At the time of The Iliad, there was no unified "Greece." In its stead was a collection of poleis, or city states, held together in small groups by alliances, and often full of strife. There were a few key poleis who had considerable control over the others including Sparta, at this time controlled by King Menelaus, who was married to Helena.
For the most part, the Greek city-states were autonomous, and shared certain common traits, such as walls, currency, social classes, and ruling bodies. The term polis not only applies to the city itself, though, as it includes the surrounding areas under the political jurisdiction of the city, such as suburbs and countryside. City states also provided their own military forces, which made alliances such as that in the book essential for large-scale warfare.
The Judgement of ParisEditThe dieties Pelus and Thetis were holding a wedding, and all gods except Eris (the goddess of discord, who the gods shared a common distaste for) were invited. In her ire she, true to her name, decided to create strife within the wedding so that it may be ruined.
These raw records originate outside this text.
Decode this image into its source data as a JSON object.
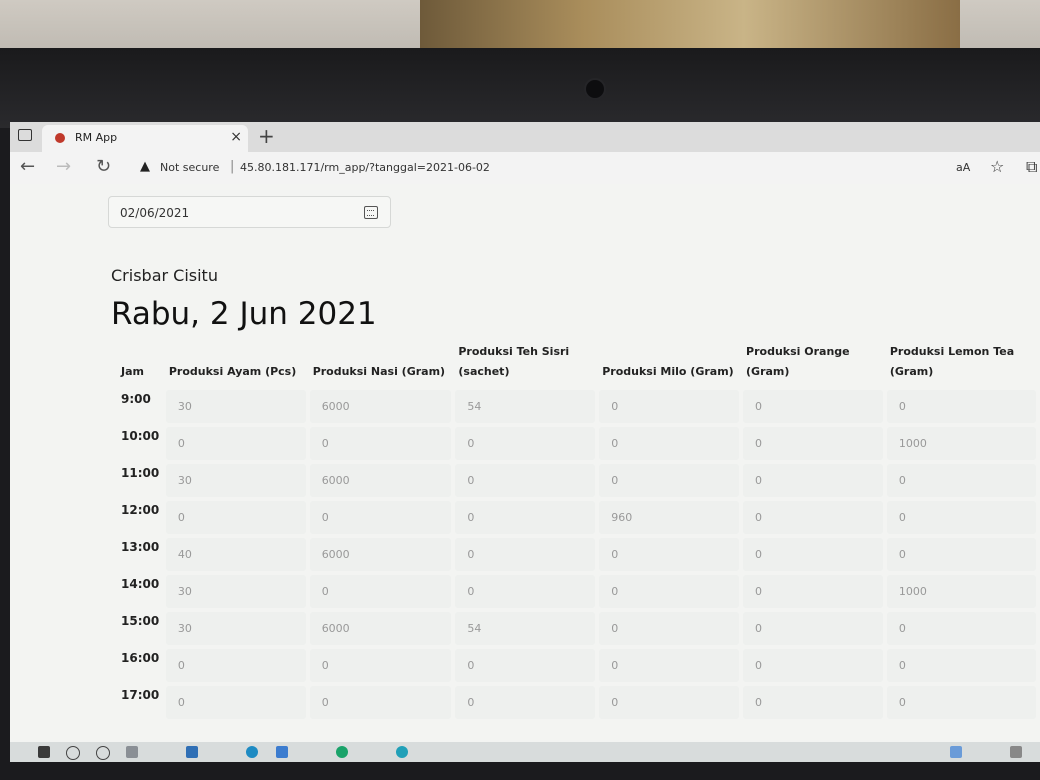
{
  "browser": {
    "tab_title": "RM App",
    "security_label": "Not secure",
    "url": "45.80.181.171/rm_app/?tanggal=2021-06-02",
    "reader_label": "aA"
  },
  "page": {
    "date_value": "02/06/2021",
    "location": "Crisbar Cisitu",
    "heading": "Rabu, 2 Jun 2021"
  },
  "table": {
    "headers": [
      "Jam",
      "Produksi Ayam (Pcs)",
      "Produksi Nasi (Gram)",
      "Produksi Teh Sisri (sachet)",
      "Produksi Milo (Gram)",
      "Produksi Orange (Gram)",
      "Produksi Lemon Tea (Gram)"
    ],
    "rows": [
      {
        "jam": "9:00",
        "values": [
          "30",
          "6000",
          "54",
          "0",
          "0",
          "0"
        ]
      },
      {
        "jam": "10:00",
        "values": [
          "0",
          "0",
          "0",
          "0",
          "0",
          "1000"
        ]
      },
      {
        "jam": "11:00",
        "values": [
          "30",
          "6000",
          "0",
          "0",
          "0",
          "0"
        ]
      },
      {
        "jam": "12:00",
        "values": [
          "0",
          "0",
          "0",
          "960",
          "0",
          "0"
        ]
      },
      {
        "jam": "13:00",
        "values": [
          "40",
          "6000",
          "0",
          "0",
          "0",
          "0"
        ]
      },
      {
        "jam": "14:00",
        "values": [
          "30",
          "0",
          "0",
          "0",
          "0",
          "1000"
        ]
      },
      {
        "jam": "15:00",
        "values": [
          "30",
          "6000",
          "54",
          "0",
          "0",
          "0"
        ]
      },
      {
        "jam": "16:00",
        "values": [
          "0",
          "0",
          "0",
          "0",
          "0",
          "0"
        ]
      },
      {
        "jam": "17:00",
        "values": [
          "0",
          "0",
          "0",
          "0",
          "0",
          "0"
        ]
      }
    ]
  }
}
The threw a golden apple into a crowd of goddesses, including Hera, Athena, and Aphrodite, on it written "To the Fairest." These three goddesses - the wife of Zeus, the daughter of Zeus, and the goddess of love - fought contemptuously over to whom it was intended. 
To settle the dispute, the goddesses inquired of Zeus, essentially asking him to say which woman was the most attractive. With great wisdom, Zeus delegated this responsibility to a mortal, Paris of Troy. Hermes brought the goddesses to this shepherd, who presented themselves naked; first came Hera, holding her sign of authority and presenting Paris with the apple, then came Athena, carrying a spear, and finally Aphrodite in all her beauty.  Each goddess presented Paris with a bribe to settle the dispute. Hera offered to make him king of all men if he chose her; Athena promised glory and victory in battle; Aphrodite promised the most beautiful woman in the world. Paris chose Aphrodite's offer, which later consequently sided Athena and Helena with the Greeks when support for the war was partitioned among the gods.
- ↑ http://en.wikipedia.org/wiki/Iliad#Date_and_textual_history
- ↑ 2.0 2.1 Wikpedia: http://en.wikipedia.org/wiki/Polis
- ↑ 3.0 3.1 Theoi: http://www.theoi.com/Olympios/JudgementParis.html
- ↑ British Museum: https://www.britishmuseum.org/explore/online_tours/greece/the_myth_of_the_trojan_war/the_judgement_of_paris.aspx